**ACTION ITEM**
Please repeat the records exactly, keeping the pictures out.

PROVIDED DATA: Begin

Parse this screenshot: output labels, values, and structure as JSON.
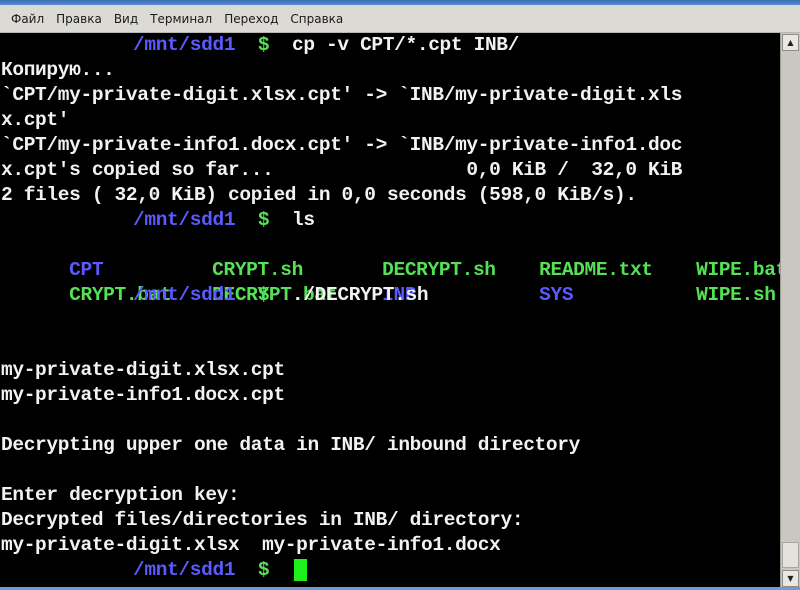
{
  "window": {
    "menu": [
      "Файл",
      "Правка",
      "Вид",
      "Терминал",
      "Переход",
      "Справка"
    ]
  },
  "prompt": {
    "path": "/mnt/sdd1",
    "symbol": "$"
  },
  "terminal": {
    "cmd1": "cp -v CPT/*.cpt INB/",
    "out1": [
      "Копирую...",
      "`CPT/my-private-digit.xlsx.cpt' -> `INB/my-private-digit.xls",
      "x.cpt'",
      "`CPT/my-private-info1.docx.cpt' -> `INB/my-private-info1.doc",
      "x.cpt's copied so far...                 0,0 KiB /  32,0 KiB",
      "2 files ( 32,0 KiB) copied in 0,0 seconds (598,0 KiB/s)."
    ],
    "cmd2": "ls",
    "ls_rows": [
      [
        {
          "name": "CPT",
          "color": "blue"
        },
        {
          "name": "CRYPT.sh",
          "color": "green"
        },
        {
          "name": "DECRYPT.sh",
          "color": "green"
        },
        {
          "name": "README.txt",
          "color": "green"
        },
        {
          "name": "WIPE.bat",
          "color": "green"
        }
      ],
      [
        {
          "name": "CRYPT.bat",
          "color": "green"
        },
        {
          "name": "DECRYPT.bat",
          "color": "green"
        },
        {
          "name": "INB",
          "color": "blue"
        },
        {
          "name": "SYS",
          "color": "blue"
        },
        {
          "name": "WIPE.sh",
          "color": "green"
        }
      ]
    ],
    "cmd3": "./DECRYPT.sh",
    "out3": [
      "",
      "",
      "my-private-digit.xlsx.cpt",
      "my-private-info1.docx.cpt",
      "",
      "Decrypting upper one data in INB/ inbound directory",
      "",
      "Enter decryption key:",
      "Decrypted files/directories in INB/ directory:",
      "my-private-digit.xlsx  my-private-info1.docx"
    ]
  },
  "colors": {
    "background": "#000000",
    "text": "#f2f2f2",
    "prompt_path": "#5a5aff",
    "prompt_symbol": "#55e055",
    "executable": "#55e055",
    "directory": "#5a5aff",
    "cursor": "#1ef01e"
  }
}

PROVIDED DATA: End

**RESULT OF THIS TASK**
Parse this screenshot: output labels, values, and structure as JSON.
{
  "window": {
    "menu": [
      "Файл",
      "Правка",
      "Вид",
      "Терминал",
      "Переход",
      "Справка"
    ]
  },
  "prompt": {
    "path": "/mnt/sdd1",
    "symbol": "$"
  },
  "terminal": {
    "cmd1": "cp -v CPT/*.cpt INB/",
    "out1": [
      "Копирую...",
      "`CPT/my-private-digit.xlsx.cpt' -> `INB/my-private-digit.xls",
      "x.cpt'",
      "`CPT/my-private-info1.docx.cpt' -> `INB/my-private-info1.doc",
      "x.cpt's copied so far...                 0,0 KiB /  32,0 KiB",
      "2 files ( 32,0 KiB) copied in 0,0 seconds (598,0 KiB/s)."
    ],
    "cmd2": "ls",
    "ls_rows": [
      [
        {
          "name": "CPT",
          "color": "blue"
        },
        {
          "name": "CRYPT.sh",
          "color": "green"
        },
        {
          "name": "DECRYPT.sh",
          "color": "green"
        },
        {
          "name": "README.txt",
          "color": "green"
        },
        {
          "name": "WIPE.bat",
          "color": "green"
        }
      ],
      [
        {
          "name": "CRYPT.bat",
          "color": "green"
        },
        {
          "name": "DECRYPT.bat",
          "color": "green"
        },
        {
          "name": "INB",
          "color": "blue"
        },
        {
          "name": "SYS",
          "color": "blue"
        },
        {
          "name": "WIPE.sh",
          "color": "green"
        }
      ]
    ],
    "cmd3": "./DECRYPT.sh",
    "out3": [
      "",
      "",
      "my-private-digit.xlsx.cpt",
      "my-private-info1.docx.cpt",
      "",
      "Decrypting upper one data in INB/ inbound directory",
      "",
      "Enter decryption key:",
      "Decrypted files/directories in INB/ directory:",
      "my-private-digit.xlsx  my-private-info1.docx"
    ]
  },
  "colors": {
    "background": "#000000",
    "text": "#f2f2f2",
    "prompt_path": "#5a5aff",
    "prompt_symbol": "#55e055",
    "executable": "#55e055",
    "directory": "#5a5aff",
    "cursor": "#1ef01e"
  }
}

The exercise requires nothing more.